Among the entries below, find the lines that hold the word "author" and report them.

##########

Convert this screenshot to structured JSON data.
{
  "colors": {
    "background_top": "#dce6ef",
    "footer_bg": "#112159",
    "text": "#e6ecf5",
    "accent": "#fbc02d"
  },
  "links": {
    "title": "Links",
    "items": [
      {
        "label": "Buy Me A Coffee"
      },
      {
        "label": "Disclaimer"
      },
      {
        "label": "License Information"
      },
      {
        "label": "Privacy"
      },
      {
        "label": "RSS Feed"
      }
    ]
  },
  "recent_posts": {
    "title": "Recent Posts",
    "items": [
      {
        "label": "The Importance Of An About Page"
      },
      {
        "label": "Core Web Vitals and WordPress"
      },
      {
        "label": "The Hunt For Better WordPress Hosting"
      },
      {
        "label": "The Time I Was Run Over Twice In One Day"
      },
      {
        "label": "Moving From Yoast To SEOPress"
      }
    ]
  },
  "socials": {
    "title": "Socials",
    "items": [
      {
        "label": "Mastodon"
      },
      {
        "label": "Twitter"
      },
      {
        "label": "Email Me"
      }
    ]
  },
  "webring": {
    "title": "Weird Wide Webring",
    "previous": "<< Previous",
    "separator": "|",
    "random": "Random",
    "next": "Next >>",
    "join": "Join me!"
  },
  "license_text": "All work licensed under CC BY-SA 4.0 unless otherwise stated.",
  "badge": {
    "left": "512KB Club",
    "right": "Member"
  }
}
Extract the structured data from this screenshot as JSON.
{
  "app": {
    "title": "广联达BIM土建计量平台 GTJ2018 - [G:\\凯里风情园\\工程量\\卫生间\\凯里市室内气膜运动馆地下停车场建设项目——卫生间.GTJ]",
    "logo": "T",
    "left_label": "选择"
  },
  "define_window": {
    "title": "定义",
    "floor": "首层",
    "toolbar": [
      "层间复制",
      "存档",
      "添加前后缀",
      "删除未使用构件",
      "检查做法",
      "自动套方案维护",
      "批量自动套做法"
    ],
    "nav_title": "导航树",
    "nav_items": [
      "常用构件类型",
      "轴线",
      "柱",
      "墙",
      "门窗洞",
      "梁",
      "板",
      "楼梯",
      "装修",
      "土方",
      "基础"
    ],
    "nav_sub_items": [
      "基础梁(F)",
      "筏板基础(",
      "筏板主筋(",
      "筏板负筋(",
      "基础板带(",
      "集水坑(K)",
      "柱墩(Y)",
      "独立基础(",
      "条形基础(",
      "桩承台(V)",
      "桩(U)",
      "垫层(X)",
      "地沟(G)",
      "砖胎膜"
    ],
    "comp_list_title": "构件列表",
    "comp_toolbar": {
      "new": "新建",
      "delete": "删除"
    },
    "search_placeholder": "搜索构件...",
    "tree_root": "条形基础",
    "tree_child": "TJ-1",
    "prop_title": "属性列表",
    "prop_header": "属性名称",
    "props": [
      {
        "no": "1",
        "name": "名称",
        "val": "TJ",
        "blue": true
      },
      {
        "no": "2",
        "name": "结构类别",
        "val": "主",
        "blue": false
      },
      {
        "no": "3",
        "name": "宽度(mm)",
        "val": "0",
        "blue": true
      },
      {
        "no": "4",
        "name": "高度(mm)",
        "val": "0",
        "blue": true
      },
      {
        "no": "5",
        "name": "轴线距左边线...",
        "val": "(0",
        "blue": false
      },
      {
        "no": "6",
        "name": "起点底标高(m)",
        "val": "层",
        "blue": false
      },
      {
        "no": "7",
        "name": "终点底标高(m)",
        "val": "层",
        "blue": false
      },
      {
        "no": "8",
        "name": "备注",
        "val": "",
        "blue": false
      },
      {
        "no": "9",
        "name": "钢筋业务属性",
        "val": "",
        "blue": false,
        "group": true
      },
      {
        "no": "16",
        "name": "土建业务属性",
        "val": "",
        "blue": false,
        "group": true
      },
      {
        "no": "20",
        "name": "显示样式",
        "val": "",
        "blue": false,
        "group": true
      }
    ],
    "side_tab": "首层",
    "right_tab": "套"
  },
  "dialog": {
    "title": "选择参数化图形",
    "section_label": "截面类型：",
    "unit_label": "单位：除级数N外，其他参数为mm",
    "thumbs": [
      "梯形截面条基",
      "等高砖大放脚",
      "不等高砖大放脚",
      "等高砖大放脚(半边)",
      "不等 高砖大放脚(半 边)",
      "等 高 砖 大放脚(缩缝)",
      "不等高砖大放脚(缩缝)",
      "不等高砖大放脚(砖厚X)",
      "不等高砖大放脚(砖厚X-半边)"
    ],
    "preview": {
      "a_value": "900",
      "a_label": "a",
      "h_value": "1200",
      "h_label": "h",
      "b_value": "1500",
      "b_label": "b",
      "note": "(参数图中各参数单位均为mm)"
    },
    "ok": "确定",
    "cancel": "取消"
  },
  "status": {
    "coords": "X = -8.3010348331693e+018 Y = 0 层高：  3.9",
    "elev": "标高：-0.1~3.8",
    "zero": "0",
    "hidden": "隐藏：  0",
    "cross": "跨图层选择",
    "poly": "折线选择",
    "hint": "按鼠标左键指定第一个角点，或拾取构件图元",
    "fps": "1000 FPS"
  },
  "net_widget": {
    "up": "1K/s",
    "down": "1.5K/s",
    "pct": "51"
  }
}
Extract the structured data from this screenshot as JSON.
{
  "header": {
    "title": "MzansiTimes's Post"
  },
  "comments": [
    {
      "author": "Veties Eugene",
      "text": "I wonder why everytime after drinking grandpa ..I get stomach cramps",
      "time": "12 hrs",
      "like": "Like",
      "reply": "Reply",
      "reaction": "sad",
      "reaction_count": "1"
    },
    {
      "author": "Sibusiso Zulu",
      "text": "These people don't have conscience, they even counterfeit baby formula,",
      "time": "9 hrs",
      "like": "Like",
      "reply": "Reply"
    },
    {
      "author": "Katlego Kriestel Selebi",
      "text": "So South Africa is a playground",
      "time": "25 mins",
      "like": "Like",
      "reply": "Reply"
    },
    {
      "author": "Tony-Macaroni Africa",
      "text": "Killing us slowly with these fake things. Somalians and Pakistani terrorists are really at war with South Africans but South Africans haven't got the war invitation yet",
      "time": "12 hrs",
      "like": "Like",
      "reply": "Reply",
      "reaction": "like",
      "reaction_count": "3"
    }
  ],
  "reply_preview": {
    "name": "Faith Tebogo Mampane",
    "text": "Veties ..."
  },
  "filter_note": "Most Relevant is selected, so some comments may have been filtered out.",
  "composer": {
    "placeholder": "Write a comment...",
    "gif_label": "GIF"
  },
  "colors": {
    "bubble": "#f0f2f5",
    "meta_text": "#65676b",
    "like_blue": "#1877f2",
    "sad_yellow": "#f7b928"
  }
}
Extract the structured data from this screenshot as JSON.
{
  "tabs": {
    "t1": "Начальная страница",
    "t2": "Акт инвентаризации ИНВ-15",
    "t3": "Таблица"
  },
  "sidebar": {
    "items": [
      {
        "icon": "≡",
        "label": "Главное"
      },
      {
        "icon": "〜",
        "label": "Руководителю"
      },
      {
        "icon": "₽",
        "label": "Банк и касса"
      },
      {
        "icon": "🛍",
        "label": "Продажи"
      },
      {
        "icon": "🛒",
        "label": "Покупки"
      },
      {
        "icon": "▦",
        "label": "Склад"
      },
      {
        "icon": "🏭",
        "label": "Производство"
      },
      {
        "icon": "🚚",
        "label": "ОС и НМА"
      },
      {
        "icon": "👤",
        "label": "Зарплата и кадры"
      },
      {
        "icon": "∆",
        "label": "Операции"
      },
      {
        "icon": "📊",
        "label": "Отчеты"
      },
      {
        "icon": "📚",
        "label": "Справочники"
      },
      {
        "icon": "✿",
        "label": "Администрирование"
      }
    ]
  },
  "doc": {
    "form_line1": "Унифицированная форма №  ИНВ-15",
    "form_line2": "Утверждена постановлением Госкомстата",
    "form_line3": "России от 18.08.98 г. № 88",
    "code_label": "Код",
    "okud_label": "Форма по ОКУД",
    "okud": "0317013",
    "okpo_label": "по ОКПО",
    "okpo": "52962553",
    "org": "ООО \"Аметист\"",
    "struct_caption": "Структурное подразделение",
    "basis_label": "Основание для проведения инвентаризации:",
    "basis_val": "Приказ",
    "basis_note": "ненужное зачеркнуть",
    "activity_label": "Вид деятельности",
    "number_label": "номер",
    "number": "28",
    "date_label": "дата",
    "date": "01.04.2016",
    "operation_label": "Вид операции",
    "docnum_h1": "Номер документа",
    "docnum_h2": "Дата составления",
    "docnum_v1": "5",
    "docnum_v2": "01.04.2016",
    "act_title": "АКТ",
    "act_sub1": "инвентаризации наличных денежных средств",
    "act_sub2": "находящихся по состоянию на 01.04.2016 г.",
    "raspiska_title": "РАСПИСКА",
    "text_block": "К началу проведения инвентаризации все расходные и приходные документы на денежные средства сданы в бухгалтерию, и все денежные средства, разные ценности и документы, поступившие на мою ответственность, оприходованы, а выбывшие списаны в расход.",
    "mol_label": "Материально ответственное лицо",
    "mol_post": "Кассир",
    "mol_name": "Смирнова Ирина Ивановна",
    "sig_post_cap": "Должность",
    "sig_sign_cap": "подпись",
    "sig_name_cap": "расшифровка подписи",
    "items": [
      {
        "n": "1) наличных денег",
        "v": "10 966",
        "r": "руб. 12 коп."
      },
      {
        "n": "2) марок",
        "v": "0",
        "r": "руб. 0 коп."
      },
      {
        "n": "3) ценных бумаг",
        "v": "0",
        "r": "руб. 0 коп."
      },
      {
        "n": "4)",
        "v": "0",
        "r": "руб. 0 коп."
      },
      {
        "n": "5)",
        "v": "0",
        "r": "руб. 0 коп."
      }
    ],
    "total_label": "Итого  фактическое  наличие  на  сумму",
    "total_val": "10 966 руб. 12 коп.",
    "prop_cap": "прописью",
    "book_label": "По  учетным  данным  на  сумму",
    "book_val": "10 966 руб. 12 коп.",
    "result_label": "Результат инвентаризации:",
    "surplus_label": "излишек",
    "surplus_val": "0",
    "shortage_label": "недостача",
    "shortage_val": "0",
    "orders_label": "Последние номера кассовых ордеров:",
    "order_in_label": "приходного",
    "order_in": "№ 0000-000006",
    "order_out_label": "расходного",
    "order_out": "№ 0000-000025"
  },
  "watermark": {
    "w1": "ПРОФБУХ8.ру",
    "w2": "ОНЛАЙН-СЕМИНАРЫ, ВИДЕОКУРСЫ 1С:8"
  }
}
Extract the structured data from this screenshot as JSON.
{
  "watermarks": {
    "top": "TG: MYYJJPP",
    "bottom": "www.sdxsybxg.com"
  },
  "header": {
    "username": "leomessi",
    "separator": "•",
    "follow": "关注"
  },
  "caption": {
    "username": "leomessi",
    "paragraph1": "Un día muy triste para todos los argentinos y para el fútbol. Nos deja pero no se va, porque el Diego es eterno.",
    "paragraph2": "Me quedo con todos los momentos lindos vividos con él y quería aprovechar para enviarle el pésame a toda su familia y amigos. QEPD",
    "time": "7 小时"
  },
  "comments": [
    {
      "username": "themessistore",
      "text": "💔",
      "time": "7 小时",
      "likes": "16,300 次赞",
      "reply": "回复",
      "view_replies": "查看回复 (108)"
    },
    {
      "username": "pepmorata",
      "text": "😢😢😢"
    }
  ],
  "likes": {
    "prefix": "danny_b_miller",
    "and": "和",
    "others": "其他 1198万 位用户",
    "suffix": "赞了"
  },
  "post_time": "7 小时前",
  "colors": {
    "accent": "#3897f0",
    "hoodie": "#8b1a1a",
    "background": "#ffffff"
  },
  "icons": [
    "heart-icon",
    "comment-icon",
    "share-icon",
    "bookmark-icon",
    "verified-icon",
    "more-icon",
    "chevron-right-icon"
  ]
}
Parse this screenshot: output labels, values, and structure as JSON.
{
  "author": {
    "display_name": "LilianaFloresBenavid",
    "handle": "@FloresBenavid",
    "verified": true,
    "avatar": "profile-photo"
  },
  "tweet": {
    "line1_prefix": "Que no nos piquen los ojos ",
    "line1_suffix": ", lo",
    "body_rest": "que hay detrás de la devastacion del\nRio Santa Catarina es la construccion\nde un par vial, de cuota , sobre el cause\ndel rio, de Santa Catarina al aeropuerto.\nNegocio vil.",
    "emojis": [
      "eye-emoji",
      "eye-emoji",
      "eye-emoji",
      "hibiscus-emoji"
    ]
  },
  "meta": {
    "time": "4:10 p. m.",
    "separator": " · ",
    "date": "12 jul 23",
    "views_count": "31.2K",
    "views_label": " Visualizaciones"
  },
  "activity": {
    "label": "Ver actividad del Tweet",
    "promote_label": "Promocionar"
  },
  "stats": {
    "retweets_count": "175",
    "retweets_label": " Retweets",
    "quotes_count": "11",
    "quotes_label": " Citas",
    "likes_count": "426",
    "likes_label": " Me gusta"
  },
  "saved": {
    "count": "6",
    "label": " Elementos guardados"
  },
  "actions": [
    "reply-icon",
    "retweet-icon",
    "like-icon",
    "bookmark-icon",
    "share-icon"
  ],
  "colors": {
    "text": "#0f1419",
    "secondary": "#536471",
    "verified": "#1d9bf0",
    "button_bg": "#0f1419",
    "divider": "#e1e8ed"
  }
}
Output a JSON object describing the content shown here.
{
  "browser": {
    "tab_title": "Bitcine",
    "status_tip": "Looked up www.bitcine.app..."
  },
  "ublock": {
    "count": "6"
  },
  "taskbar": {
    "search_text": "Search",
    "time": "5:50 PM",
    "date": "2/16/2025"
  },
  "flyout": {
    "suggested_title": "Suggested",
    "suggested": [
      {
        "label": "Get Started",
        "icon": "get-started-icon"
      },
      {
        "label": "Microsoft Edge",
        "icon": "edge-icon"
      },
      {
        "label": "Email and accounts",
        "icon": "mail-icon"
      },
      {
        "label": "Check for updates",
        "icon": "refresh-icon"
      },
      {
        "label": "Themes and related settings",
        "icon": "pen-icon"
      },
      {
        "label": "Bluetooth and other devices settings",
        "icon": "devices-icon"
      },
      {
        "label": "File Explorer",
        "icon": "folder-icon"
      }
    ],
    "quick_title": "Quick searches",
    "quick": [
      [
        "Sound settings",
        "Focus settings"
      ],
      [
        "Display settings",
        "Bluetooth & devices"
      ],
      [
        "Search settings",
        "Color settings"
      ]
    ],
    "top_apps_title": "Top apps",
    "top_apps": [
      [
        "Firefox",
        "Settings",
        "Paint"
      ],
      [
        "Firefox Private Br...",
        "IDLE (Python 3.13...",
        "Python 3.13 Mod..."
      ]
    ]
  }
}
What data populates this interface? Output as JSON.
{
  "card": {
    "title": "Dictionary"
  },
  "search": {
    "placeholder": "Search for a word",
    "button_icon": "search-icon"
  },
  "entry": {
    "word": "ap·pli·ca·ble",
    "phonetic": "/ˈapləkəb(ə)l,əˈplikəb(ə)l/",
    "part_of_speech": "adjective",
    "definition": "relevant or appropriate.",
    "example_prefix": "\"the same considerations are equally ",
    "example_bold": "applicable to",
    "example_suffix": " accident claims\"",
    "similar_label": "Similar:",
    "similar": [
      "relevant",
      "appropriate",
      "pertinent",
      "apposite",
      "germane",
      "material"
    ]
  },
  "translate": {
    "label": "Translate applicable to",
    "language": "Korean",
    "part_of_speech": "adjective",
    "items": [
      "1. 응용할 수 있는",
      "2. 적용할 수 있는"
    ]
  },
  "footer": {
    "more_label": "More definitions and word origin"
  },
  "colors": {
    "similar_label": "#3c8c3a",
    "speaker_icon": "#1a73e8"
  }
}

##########

- Reply
      "author": "Veties Eugene",
      "author": "Sibusiso Zulu",
      "author": "Katlego Kriestel Selebi",
      "author": "Tony-Macaroni Africa",
  "author": {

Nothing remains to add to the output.